TASK DATA ->
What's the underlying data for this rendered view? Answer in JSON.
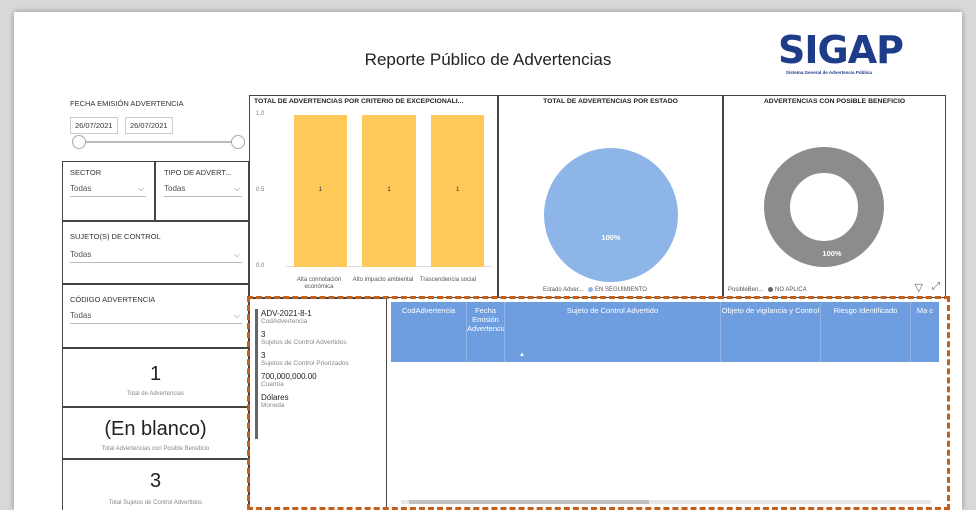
{
  "report": {
    "title": "Reporte Público de Advertencias",
    "logo_text": "SIGAP",
    "logo_subtitle": "Sistema General de Advertencia Pública"
  },
  "filters": {
    "fecha_label": "FECHA EMISIÓN ADVERTENCIA",
    "fecha_desde": "26/07/2021",
    "fecha_hasta": "26/07/2021",
    "sector_label": "SECTOR",
    "sector_value": "Todas",
    "tipo_label": "TIPO DE ADVERT...",
    "tipo_value": "Todas",
    "sujetos_label": "SUJETO(S) DE CONTROL",
    "sujetos_value": "Todas",
    "codigo_label": "CÓDIGO ADVERTENCIA",
    "codigo_value": "Todas"
  },
  "kpis": [
    {
      "value": "1",
      "label": "Total de Advertencias"
    },
    {
      "value": "(En blanco)",
      "label": "Total Advertencias con Posible Beneficio"
    },
    {
      "value": "3",
      "label": "Total Sujetos de Control Advertidos"
    }
  ],
  "bar_chart": {
    "title": "TOTAL DE ADVERTENCIAS POR CRITERIO DE EXCEPCIONALI...",
    "yticks": [
      "1.0",
      "0.5",
      "0.0"
    ],
    "bars": [
      {
        "label": "Alta connotación económica",
        "value": 1,
        "data_label": "1"
      },
      {
        "label": "Alto impacto ambiental",
        "value": 1,
        "data_label": "1"
      },
      {
        "label": "Trascendencia social",
        "value": 1,
        "data_label": "1"
      }
    ]
  },
  "pie_chart": {
    "title": "TOTAL DE ADVERTENCIAS POR ESTADO",
    "slice_label": "100%",
    "legend_title": "Estado Adver...",
    "legend_item": "EN SEGUIMIENTO",
    "color": "#8db5e8"
  },
  "donut_chart": {
    "title": "ADVERTENCIAS CON POSIBLE BENEFICIO",
    "slice_label": "100%",
    "legend_title": "PosibleBen...",
    "legend_item": "NO APLICA",
    "color": "#8c8c8c"
  },
  "multirow_card": {
    "fields": [
      {
        "value": "ADV-2021-8-1",
        "label": "CodAdvertencia"
      },
      {
        "value": "3",
        "label": "Sujetos de Control Advertidos"
      },
      {
        "value": "3",
        "label": "Sujetos de Control Priorizados"
      },
      {
        "value": "700,000,000.00",
        "label": "Cuantía"
      },
      {
        "value": "Dólares",
        "label": "Moneda"
      }
    ]
  },
  "table": {
    "columns": [
      "CodAdvertencia",
      "Fecha Emisión Advertencia",
      "Sujeto de Control Advertido",
      "Objeto de vigilancia y Control",
      "Riesgo Identificado",
      "Ma c"
    ],
    "header_color": "#6f9ee0"
  },
  "chart_data": [
    {
      "type": "bar",
      "title": "TOTAL DE ADVERTENCIAS POR CRITERIO DE EXCEPCIONALI...",
      "categories": [
        "Alta connotación económica",
        "Alto impacto ambiental",
        "Trascendencia social"
      ],
      "values": [
        1,
        1,
        1
      ],
      "ylim": [
        0,
        1
      ],
      "color": "#ffc95a"
    },
    {
      "type": "pie",
      "title": "TOTAL DE ADVERTENCIAS POR ESTADO",
      "categories": [
        "EN SEGUIMIENTO"
      ],
      "values": [
        100
      ]
    },
    {
      "type": "pie",
      "title": "ADVERTENCIAS CON POSIBLE BENEFICIO",
      "categories": [
        "NO APLICA"
      ],
      "values": [
        100
      ]
    }
  ]
}
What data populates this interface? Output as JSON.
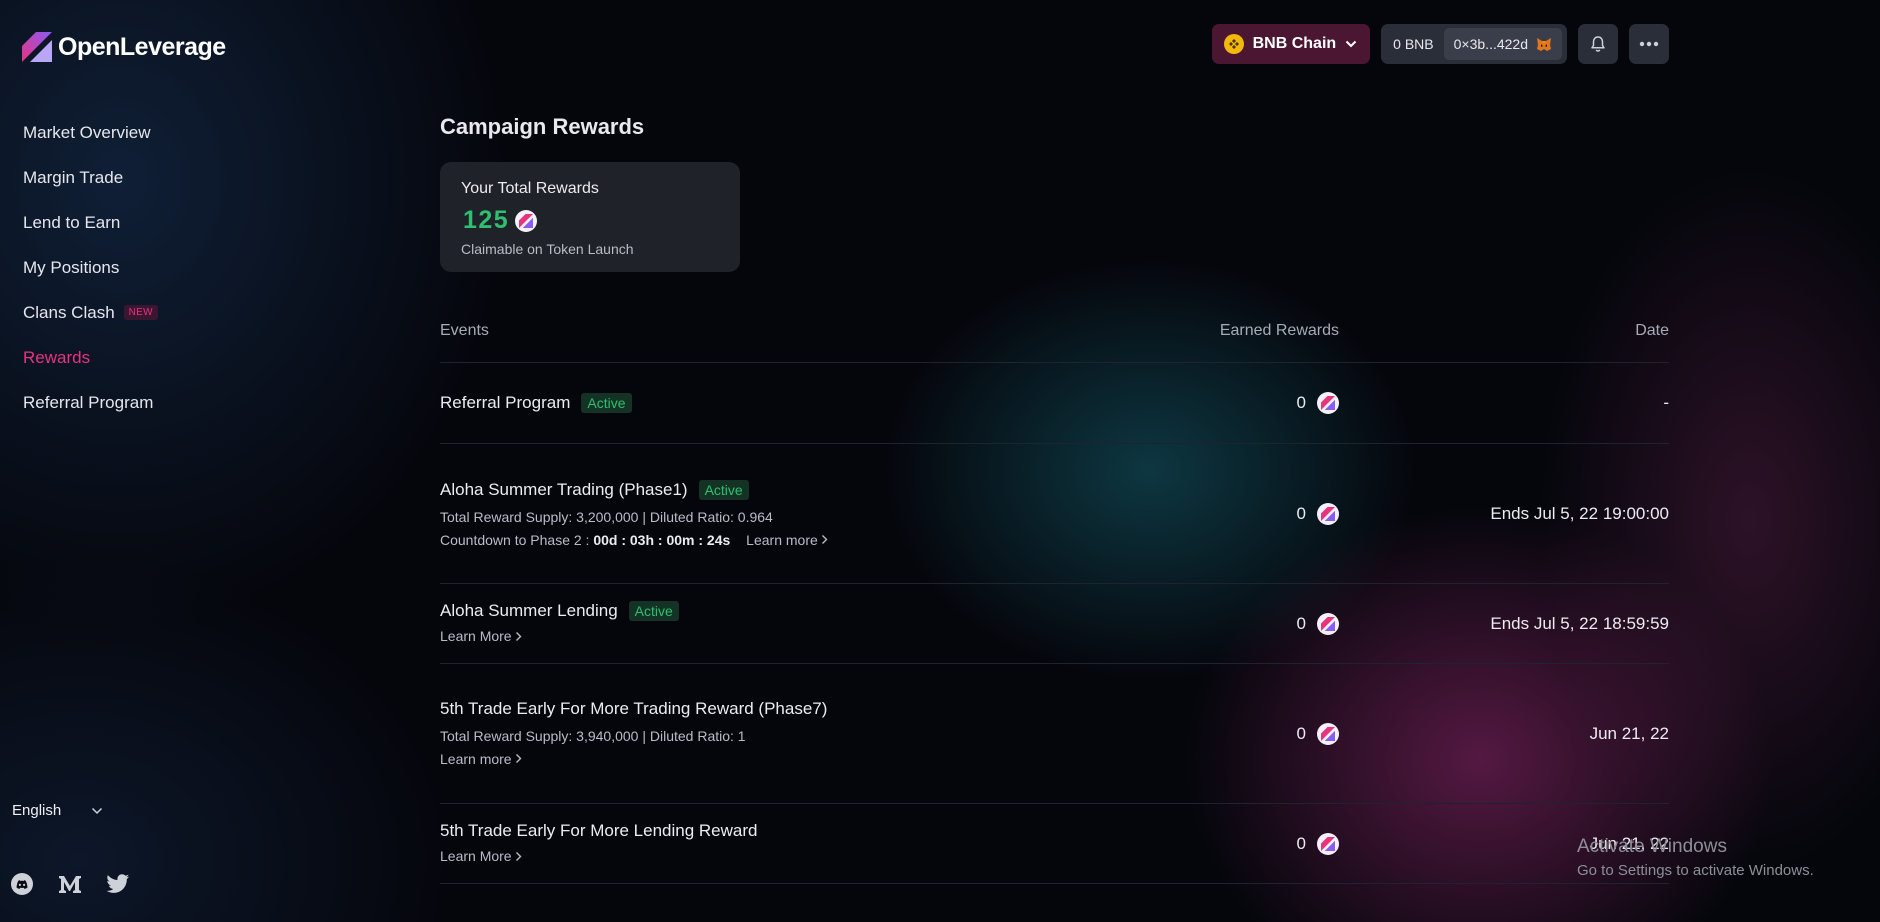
{
  "app": {
    "logo_text": "OpenLeverage"
  },
  "sidebar": {
    "items": [
      {
        "label": "Market Overview"
      },
      {
        "label": "Margin Trade"
      },
      {
        "label": "Lend to Earn"
      },
      {
        "label": "My Positions"
      },
      {
        "label": "Clans Clash",
        "badge": "NEW"
      },
      {
        "label": "Rewards",
        "active": true
      },
      {
        "label": "Referral Program"
      }
    ],
    "language": "English",
    "socials": [
      "discord-icon",
      "medium-icon",
      "twitter-icon"
    ]
  },
  "topbar": {
    "chain": "BNB Chain",
    "balance": "0 BNB",
    "address": "0×3b...422d"
  },
  "main": {
    "title": "Campaign Rewards",
    "total": {
      "label": "Your Total Rewards",
      "value": "125",
      "sub": "Claimable on Token Launch"
    },
    "table": {
      "headers": {
        "events": "Events",
        "earned": "Earned Rewards",
        "date": "Date"
      },
      "rows": [
        {
          "title": "Referral Program",
          "status": "Active",
          "earned": "0",
          "date": "-"
        },
        {
          "title": "Aloha Summer Trading (Phase1)",
          "status": "Active",
          "detail": "Total Reward Supply: 3,200,000 | Diluted Ratio: 0.964",
          "countdown_label": "Countdown to Phase 2 :",
          "countdown_value": "00d : 03h : 00m : 24s",
          "learn": "Learn more",
          "earned": "0",
          "date": "Ends Jul 5, 22 19:00:00"
        },
        {
          "title": "Aloha Summer Lending",
          "status": "Active",
          "learn": "Learn More",
          "earned": "0",
          "date": "Ends Jul 5, 22 18:59:59"
        },
        {
          "title": "5th Trade Early For More Trading Reward (Phase7)",
          "detail": "Total Reward Supply: 3,940,000 | Diluted Ratio: 1",
          "learn": "Learn more",
          "earned": "0",
          "date": "Jun 21, 22"
        },
        {
          "title": "5th Trade Early For More Lending Reward",
          "learn": "Learn More",
          "earned": "0",
          "date": "Jun 21, 22"
        }
      ]
    }
  },
  "watermark": {
    "title": "Activate Windows",
    "subtitle": "Go to Settings to activate Windows."
  },
  "colors": {
    "accent": "#e8337f",
    "active_green": "#2fbf71",
    "chain_bg": "#4a1632"
  }
}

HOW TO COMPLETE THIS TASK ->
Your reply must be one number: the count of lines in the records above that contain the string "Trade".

ANSWER BELOW ->
3